Incredibly, “income inequality” is a buzz word this election season among Democrats and Republicans alike. It’s encouraging that this issue is finally getting attention, given that a year ago the plight of working class and poor Americans was not a topic of discussion among most politicians and the mainstream media.
But few people are talking about how climate destabilization, arguably the biggest threat we face as a planet, exacerbates income inequality. That relationship holds as true for the U.S. as it does for the developing world, where it’s easy to imagine how poor people might suffer more under extreme weather conditions. Typhoon Haiyan overwhelmed the Philippine government, which is still struggling to restore electricity and temporary housing. Food prices are skyrocketing, making life even more difficult for people whose jobs washed away in the storm.
Although U.S. infrastructure and budgets prevent devastation of the magnitude we saw recently in the Philippines, those with less still suffer more here. In New York and New Jersey almost 700,000 housing units were destroyed in Hurricane Sandy, leaving more than that number homeless. In New Jersey 19,000 small businesses suffered losses of $250,000 or more, and total business losses in the state are estimated at $8.3 billion. Those losses translate to lost employment for working and middle-class Americans.
When climate disasters strike, we can see in starker relief the difference between the haves and have-nots. But what about income inequality created by the industries that contribute most to global warming?
Take the case of West Virginia, which ranks second from last in terms of median household income; 47 percent of children there live in low income families. For several days, a chemical spill from a coal processing facility left 300,000 West Virginians without any water to use for drinking, bathing, or cooking. Not only did the contaminated water make people sick, people had to buy bottled water and even cover the cost of flushing their pipes. Some probably also lost days of work without pay, since West Virginia employers are not required to give paid sick leave. These are just a few examples of how people who are living at or below the poverty line are disproportionately impacted by the cost of fossil fuel production.
Lower income households suffer economically from transport of fossil fuels too. Here in the Pacific Northwest, two export terminals are proposed to ship coal that will be transported on open rail cars from Montana and Wyoming. Burlington Northern Santa Fe estimates that 500 pounds of coal dust will be blown off en route. Surrounding communities will have to deal with the respiratory illnesses, including emphysema and bronchitis, that may result, and the cost of treating them.
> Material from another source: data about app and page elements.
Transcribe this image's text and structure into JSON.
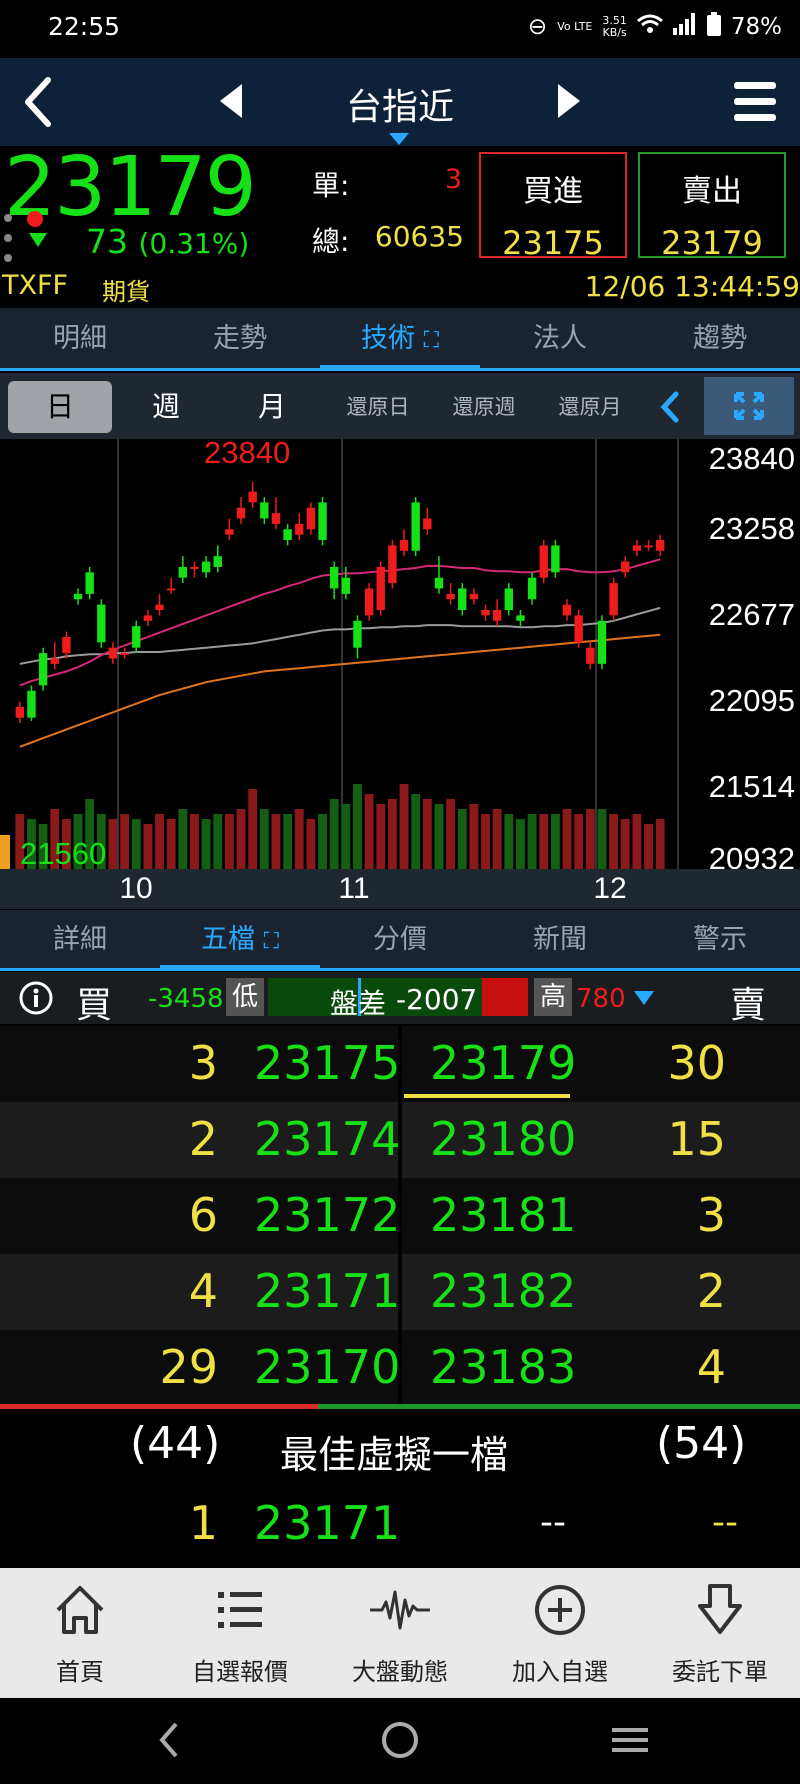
{
  "status": {
    "time": "22:55",
    "volte": "Vo LTE",
    "speed_value": "3.51",
    "speed_unit": "KB/s",
    "battery": "78%"
  },
  "header": {
    "title": "台指近"
  },
  "quote": {
    "price": "23179",
    "change": "73",
    "change_pct": "(0.31%)",
    "single_label": "單:",
    "single_value": "3",
    "total_label": "總:",
    "total_value": "60635",
    "buy_label": "買進",
    "buy_value": "23175",
    "sell_label": "賣出",
    "sell_value": "23179",
    "symbol": "TXFF",
    "type": "期貨",
    "datetime": "12/06 13:44:59"
  },
  "tabs_top": [
    "明細",
    "走勢",
    "技術",
    "法人",
    "趨勢"
  ],
  "tabs_top_active": "技術",
  "period": {
    "day": "日",
    "week": "週",
    "month": "月",
    "r_day": "還原日",
    "r_week": "還原週",
    "r_month": "還原月"
  },
  "chart_data": {
    "type": "candlestick",
    "high_label": "23840",
    "low_label": "21560",
    "price_axis": [
      "23840",
      "23258",
      "22677",
      "22095",
      "21514",
      "20932"
    ],
    "x_labels": [
      "10",
      "11",
      "12"
    ],
    "candles": [
      [
        21650,
        21750,
        21600,
        21800
      ],
      [
        21900,
        21650,
        21620,
        21950
      ],
      [
        22250,
        21950,
        21900,
        22300
      ],
      [
        22150,
        22200,
        22100,
        22350
      ],
      [
        22250,
        22400,
        22200,
        22450
      ],
      [
        22800,
        22750,
        22700,
        22850
      ],
      [
        23000,
        22800,
        22750,
        23050
      ],
      [
        22700,
        22350,
        22300,
        22750
      ],
      [
        22200,
        22300,
        22150,
        22350
      ],
      [
        22250,
        22250,
        22200,
        22300
      ],
      [
        22500,
        22300,
        22250,
        22550
      ],
      [
        22550,
        22600,
        22500,
        22650
      ],
      [
        22650,
        22700,
        22600,
        22800
      ],
      [
        22850,
        22850,
        22800,
        22950
      ],
      [
        23050,
        22950,
        22900,
        23150
      ],
      [
        23050,
        23050,
        22950,
        23100
      ],
      [
        23100,
        23000,
        22950,
        23150
      ],
      [
        23150,
        23050,
        23000,
        23250
      ],
      [
        23350,
        23400,
        23300,
        23500
      ],
      [
        23500,
        23600,
        23450,
        23700
      ],
      [
        23650,
        23750,
        23600,
        23840
      ],
      [
        23650,
        23500,
        23450,
        23700
      ],
      [
        23450,
        23550,
        23400,
        23700
      ],
      [
        23400,
        23300,
        23250,
        23450
      ],
      [
        23350,
        23450,
        23300,
        23550
      ],
      [
        23400,
        23600,
        23350,
        23650
      ],
      [
        23650,
        23300,
        23250,
        23700
      ],
      [
        23050,
        22850,
        22750,
        23100
      ],
      [
        22950,
        22800,
        22750,
        23050
      ],
      [
        22550,
        22300,
        22200,
        22600
      ],
      [
        22600,
        22850,
        22550,
        22900
      ],
      [
        22650,
        23050,
        22600,
        23100
      ],
      [
        22900,
        23250,
        22850,
        23300
      ],
      [
        23200,
        23300,
        23150,
        23400
      ],
      [
        23650,
        23200,
        23150,
        23700
      ],
      [
        23400,
        23500,
        23350,
        23600
      ],
      [
        22950,
        22850,
        22800,
        23150
      ],
      [
        22750,
        22800,
        22700,
        22900
      ],
      [
        22850,
        22650,
        22600,
        22900
      ],
      [
        22750,
        22800,
        22700,
        22850
      ],
      [
        22600,
        22650,
        22550,
        22700
      ],
      [
        22550,
        22650,
        22500,
        22750
      ],
      [
        22850,
        22650,
        22600,
        22900
      ],
      [
        22600,
        22550,
        22500,
        22650
      ],
      [
        22950,
        22750,
        22700,
        23000
      ],
      [
        22950,
        23250,
        22900,
        23300
      ],
      [
        23250,
        23000,
        22950,
        23300
      ],
      [
        22600,
        22700,
        22550,
        22750
      ],
      [
        22350,
        22600,
        22300,
        22650
      ],
      [
        22150,
        22300,
        22100,
        22350
      ],
      [
        22550,
        22150,
        22100,
        22600
      ],
      [
        22600,
        22900,
        22550,
        22950
      ],
      [
        23000,
        23100,
        22950,
        23150
      ],
      [
        23200,
        23250,
        23150,
        23300
      ],
      [
        23250,
        23250,
        23200,
        23300
      ],
      [
        23200,
        23300,
        23150,
        23350
      ]
    ],
    "ma_short": [
      21950,
      21990,
      22020,
      22050,
      22080,
      22120,
      22170,
      22230,
      22280,
      22320,
      22360,
      22400,
      22440,
      22480,
      22520,
      22560,
      22600,
      22640,
      22680,
      22720,
      22760,
      22800,
      22830,
      22870,
      22900,
      22940,
      22970,
      22980,
      22990,
      22990,
      23000,
      23010,
      23020,
      23030,
      23040,
      23060,
      23060,
      23050,
      23040,
      23040,
      23020,
      23010,
      23010,
      23000,
      23000,
      23020,
      23030,
      23030,
      23010,
      23000,
      23000,
      23010,
      23030,
      23060,
      23090,
      23120
    ],
    "ma_mid": [
      22150,
      22170,
      22190,
      22200,
      22220,
      22230,
      22240,
      22240,
      22250,
      22250,
      22260,
      22260,
      22260,
      22270,
      22280,
      22290,
      22300,
      22310,
      22320,
      22330,
      22340,
      22360,
      22380,
      22400,
      22420,
      22440,
      22460,
      22470,
      22470,
      22480,
      22480,
      22490,
      22490,
      22500,
      22500,
      22510,
      22510,
      22510,
      22500,
      22500,
      22500,
      22500,
      22500,
      22490,
      22490,
      22500,
      22500,
      22510,
      22510,
      22520,
      22530,
      22550,
      22580,
      22610,
      22640,
      22670
    ],
    "ma_long": [
      21380,
      21420,
      21460,
      21500,
      21540,
      21580,
      21620,
      21660,
      21700,
      21740,
      21780,
      21820,
      21860,
      21890,
      21920,
      21950,
      21980,
      22000,
      22020,
      22040,
      22060,
      22080,
      22090,
      22100,
      22110,
      22120,
      22130,
      22140,
      22150,
      22160,
      22170,
      22180,
      22190,
      22200,
      22210,
      22220,
      22230,
      22240,
      22250,
      22260,
      22270,
      22280,
      22290,
      22300,
      22310,
      22320,
      22330,
      22340,
      22350,
      22360,
      22370,
      22380,
      22390,
      22400,
      22410,
      22420
    ],
    "volume": [
      0.55,
      0.5,
      0.45,
      0.6,
      0.5,
      0.55,
      0.7,
      0.55,
      0.5,
      0.55,
      0.5,
      0.45,
      0.55,
      0.5,
      0.6,
      0.55,
      0.5,
      0.55,
      0.55,
      0.6,
      0.8,
      0.6,
      0.55,
      0.55,
      0.6,
      0.5,
      0.55,
      0.7,
      0.65,
      0.85,
      0.75,
      0.65,
      0.7,
      0.85,
      0.75,
      0.7,
      0.65,
      0.7,
      0.6,
      0.65,
      0.55,
      0.6,
      0.55,
      0.5,
      0.55,
      0.55,
      0.55,
      0.6,
      0.55,
      0.6,
      0.6,
      0.55,
      0.5,
      0.55,
      0.45,
      0.5
    ]
  },
  "tabs_mid": [
    "詳細",
    "五檔",
    "分價",
    "新聞",
    "警示"
  ],
  "tabs_mid_active": "五檔",
  "five": {
    "buy_label": "買",
    "sell_label": "賣",
    "low_diff": "-3458",
    "low_label": "低",
    "spread_label": "盤差",
    "spread_value": "-2007",
    "high_label": "高",
    "high_diff": "780",
    "rows": [
      {
        "bq": "3",
        "bp": "23175",
        "sp": "23179",
        "sq": "30"
      },
      {
        "bq": "2",
        "bp": "23174",
        "sp": "23180",
        "sq": "15"
      },
      {
        "bq": "6",
        "bp": "23172",
        "sp": "23181",
        "sq": "3"
      },
      {
        "bq": "4",
        "bp": "23171",
        "sp": "23182",
        "sq": "2"
      },
      {
        "bq": "29",
        "bp": "23170",
        "sp": "23183",
        "sq": "4"
      }
    ],
    "buy_total": "(44)",
    "sell_total": "(54)",
    "virtual_label": "最佳虛擬一檔",
    "virtual": {
      "bq": "1",
      "bp": "23171",
      "sp": "--",
      "sq": "--"
    }
  },
  "bottom_nav": [
    {
      "label": "首頁",
      "icon": "home-icon"
    },
    {
      "label": "自選報價",
      "icon": "list-icon"
    },
    {
      "label": "大盤動態",
      "icon": "pulse-icon"
    },
    {
      "label": "加入自選",
      "icon": "add-circle-icon"
    },
    {
      "label": "委託下單",
      "icon": "order-down-icon"
    }
  ],
  "colors": {
    "up": "#ee1c1c",
    "down": "#16e016",
    "accent": "#2aa8ff",
    "qty": "#f0e046"
  }
}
Property values will probably take a hit too. One study estimates a 5-20 percent price devaluation for single family homes in northern Puget Sound near the routes. A home is the single biggest asset for most middle and working class families, so depreciation of that asset represents a significant decrease in wealth.
And of course, as those fossil fuels are burned, economic impacts go global. A 2012 study conducted by 50 scientists, economists, and policy experts found that global warming is reducing the global GDP by 1.6%, or more than $1.2 trillion. By 2030, that same dollar amount could be the cost of climate change to China’s economy alone. The poor, working classes, and middle classes in China–and in the U.S–will pay more than their fair share, because income inequality and climate destabilization go hand-in-hand. So let’s open our eyes to the fact that the fight against poverty must address the fight against global warming, and vice versa.